BEGIN MATERIALS PROVIDED

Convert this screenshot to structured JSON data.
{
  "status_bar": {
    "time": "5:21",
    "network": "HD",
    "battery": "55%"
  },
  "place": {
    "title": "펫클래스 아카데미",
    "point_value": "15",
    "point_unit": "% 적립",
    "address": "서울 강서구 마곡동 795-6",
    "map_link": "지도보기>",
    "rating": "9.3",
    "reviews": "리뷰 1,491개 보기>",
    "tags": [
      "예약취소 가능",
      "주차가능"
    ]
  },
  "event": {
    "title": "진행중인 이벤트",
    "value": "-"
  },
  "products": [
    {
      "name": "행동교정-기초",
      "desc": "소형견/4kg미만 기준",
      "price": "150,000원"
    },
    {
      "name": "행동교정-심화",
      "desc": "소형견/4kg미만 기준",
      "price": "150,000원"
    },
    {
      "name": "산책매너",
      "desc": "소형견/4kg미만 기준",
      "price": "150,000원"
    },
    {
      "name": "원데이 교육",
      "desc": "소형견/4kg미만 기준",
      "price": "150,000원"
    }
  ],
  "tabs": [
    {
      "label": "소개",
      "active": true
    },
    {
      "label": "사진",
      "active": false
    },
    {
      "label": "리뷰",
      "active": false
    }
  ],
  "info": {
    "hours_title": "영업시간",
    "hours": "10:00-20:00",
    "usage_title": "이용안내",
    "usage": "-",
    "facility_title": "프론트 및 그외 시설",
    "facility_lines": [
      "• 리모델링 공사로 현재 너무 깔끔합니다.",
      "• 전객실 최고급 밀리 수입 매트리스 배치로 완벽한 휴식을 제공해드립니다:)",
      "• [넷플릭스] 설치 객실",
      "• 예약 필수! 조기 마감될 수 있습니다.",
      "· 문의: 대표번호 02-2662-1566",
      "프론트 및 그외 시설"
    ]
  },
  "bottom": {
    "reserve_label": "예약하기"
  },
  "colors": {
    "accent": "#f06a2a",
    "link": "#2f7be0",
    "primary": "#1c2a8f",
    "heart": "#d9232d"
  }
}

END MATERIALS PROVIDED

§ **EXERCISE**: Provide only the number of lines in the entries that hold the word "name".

§ **OUTPUT**: 4